Some 50 passengers headed to the ceremony became fast friends with one another, talking, joking and trading cell phone numbers throughout the flight, which included a scheduled stop in Cleveland to pick up yet more people headed to Obama’s inauguration.
Mary Feeley was one of the lucky few to secure a single ticket to stand in a reserved section near the Capitol steps during the swearing-in ceremony.
Originally a Hillary Clinton supporter, Feeley got the ticket through her union, the AFL-CIO, which also campaigned for Clinton and then Obama.
But a lack of tickets for Tuesday’s events hardly dissuaded other travelers, like sales manager Dawnielle Balli, who lives in Bridgeport. She was eager to claim her spot among the 1.5 million people expected to crowd the National Mall on Tuesday.
“It’s just a matter of coming together as one and being excited about the change,” Balli says.
And she came prepared for cold weather—forecasts call for partly cloudy skies with highs around freezing, but wind chills in the teens.
“I brought the Under Armor,” Balli says, referring to the brand of long underwear. And she packed instant hot packs, saying, “Yeah, they’re great. I brought a whole packet.”
For Velma Cooksey, the principal of James Wadsworth Elementary School in Woodlawn, traveling to the inauguration is a reunion of sorts.
When Obama was a state senator with little name recognition, he secured a $5,000 grant for Cooksey’s school to buy new books. And Obama’s wife Michelle helped bring a medical van to Wadsworth that provided free checkups for students who otherwise wouldn’t have been able to afford the medical checks they needed before starting classes.

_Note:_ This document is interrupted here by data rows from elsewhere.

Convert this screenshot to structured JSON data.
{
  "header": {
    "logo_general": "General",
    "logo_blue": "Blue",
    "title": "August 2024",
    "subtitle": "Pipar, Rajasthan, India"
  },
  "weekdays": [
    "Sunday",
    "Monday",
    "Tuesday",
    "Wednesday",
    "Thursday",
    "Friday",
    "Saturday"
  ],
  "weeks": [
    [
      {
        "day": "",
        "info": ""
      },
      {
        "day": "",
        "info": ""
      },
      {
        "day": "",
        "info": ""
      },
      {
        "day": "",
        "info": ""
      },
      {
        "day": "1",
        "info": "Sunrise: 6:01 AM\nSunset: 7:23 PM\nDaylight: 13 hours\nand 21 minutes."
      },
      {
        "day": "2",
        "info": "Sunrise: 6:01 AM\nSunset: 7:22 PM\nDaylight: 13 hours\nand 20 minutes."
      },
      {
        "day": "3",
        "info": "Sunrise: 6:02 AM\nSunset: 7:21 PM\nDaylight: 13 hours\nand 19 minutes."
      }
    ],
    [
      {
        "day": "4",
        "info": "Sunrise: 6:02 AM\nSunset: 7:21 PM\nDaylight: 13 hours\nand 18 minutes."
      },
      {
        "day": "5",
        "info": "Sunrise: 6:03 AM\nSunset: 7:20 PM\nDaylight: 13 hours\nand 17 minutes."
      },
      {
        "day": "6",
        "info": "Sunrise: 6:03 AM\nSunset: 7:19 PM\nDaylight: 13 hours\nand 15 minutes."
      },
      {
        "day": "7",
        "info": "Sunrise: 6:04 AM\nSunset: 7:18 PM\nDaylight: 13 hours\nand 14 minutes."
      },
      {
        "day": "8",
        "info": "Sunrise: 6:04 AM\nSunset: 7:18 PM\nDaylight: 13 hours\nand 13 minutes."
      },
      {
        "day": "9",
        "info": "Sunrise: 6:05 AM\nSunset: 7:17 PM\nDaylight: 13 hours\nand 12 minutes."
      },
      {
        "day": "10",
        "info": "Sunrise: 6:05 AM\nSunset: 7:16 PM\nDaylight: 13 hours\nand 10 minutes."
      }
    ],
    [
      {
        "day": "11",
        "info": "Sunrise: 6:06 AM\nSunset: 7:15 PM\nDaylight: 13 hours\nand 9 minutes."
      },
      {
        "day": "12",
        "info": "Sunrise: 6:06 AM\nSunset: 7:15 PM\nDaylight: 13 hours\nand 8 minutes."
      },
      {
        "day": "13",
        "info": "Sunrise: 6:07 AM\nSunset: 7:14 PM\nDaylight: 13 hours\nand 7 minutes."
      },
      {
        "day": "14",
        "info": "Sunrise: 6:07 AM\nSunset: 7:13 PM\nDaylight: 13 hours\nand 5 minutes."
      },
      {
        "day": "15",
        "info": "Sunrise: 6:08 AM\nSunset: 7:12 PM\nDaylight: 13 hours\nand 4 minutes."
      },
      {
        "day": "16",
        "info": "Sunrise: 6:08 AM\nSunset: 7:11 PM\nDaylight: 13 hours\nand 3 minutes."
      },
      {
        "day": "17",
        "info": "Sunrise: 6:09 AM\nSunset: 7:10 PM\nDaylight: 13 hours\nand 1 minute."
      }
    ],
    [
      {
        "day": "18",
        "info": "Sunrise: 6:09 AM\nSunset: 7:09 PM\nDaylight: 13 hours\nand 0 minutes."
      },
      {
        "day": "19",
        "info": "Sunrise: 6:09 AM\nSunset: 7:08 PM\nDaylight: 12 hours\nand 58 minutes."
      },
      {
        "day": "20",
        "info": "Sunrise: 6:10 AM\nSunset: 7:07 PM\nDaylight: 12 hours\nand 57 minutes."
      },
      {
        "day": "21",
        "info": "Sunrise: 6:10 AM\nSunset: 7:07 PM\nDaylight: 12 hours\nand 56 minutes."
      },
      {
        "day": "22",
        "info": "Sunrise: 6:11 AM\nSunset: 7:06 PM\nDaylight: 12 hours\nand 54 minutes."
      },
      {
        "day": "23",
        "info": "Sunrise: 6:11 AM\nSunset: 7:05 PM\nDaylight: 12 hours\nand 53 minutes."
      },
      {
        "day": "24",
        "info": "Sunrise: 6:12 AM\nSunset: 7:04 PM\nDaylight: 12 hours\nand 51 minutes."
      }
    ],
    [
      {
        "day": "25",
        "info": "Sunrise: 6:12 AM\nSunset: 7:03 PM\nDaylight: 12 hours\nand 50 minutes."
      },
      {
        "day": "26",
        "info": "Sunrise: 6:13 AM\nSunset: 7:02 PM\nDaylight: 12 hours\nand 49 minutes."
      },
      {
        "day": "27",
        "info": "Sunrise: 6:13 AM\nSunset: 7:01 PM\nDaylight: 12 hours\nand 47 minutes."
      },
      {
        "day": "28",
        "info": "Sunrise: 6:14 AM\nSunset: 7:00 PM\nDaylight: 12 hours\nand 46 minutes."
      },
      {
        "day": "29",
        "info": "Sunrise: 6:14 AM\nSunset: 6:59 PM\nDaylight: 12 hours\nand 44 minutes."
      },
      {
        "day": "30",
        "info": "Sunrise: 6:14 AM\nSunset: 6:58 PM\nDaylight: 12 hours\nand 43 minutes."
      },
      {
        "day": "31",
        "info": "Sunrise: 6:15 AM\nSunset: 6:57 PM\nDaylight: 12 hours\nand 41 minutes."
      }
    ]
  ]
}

She didn’t know the Obama name before those two acts but was grateful for both. She’s convinced of Obama’s commitment to education and wants her voice to be heard.
“Mainly I want to take a seat at the table of democracy on behalf of children,” Cooksey says.
Among the top priorities for her: finding ways to fund charter schools without taking away resources from neighboring public schools, a problem she has seen play out on some Chicago Public Schools campuses. The funding disparity, she said, creates unnecessary tensions between schools.
But policy matters weren’t the only things on the minds of people headed to the inauguration.
In the baggage claim area at Baltimore’s airport, two Tuskegee Airmen said being able to attend Obama’s inauguration was significant for them, more than 60 years after they helped break down the military’s segregated ranks.
Dr. James B. Williams was one of the 101 Tuskegee Airmen arrested for insubordination after they tried to enter the all-white Freeman Field Officers’ Club at a base in Indiana in 1945.
“We were the ones that kind of forced them to integrate,” says the 89-year-old Williams, who practiced general surgery in Chicago for 26 years before retiring to Las Cruces, N.M.
Fellow Airman William B. Ellis, 92, who lives in Los Angeles, summed up the excited energy in the air Monday night.
“Heck yeah, I’m excited for tomorrow,” he says.